■ WORK INSTRUCTION
How many lines in this material include the string "toán"? Answer with the number and nothing further.

****************

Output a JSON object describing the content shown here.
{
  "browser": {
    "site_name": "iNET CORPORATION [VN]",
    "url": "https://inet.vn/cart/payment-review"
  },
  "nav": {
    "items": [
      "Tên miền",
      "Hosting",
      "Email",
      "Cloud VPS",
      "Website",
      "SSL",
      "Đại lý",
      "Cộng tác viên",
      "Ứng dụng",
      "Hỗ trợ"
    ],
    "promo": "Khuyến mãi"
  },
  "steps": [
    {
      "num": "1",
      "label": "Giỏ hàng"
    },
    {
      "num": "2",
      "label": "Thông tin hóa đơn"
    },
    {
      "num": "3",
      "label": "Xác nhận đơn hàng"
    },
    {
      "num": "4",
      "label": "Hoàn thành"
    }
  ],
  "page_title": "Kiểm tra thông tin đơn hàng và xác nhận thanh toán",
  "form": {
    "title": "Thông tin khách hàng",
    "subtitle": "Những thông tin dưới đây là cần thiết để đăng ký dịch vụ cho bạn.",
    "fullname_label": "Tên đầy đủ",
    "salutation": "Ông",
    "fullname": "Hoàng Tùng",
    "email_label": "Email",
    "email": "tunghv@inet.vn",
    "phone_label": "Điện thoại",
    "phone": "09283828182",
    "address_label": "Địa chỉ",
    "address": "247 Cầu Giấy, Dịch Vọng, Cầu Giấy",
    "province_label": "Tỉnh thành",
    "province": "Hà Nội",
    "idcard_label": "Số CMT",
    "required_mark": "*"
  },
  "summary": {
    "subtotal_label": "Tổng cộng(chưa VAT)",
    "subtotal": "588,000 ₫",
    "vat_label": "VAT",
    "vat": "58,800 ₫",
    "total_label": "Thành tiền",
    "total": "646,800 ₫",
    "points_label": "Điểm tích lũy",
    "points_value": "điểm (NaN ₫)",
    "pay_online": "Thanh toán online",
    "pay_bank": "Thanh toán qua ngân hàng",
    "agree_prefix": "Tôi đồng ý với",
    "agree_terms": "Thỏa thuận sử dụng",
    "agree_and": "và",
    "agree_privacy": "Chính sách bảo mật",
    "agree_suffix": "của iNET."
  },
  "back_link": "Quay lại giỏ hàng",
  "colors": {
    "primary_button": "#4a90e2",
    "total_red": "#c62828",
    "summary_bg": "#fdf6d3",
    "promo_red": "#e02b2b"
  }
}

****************

■ EXPECTED OUTPUT
3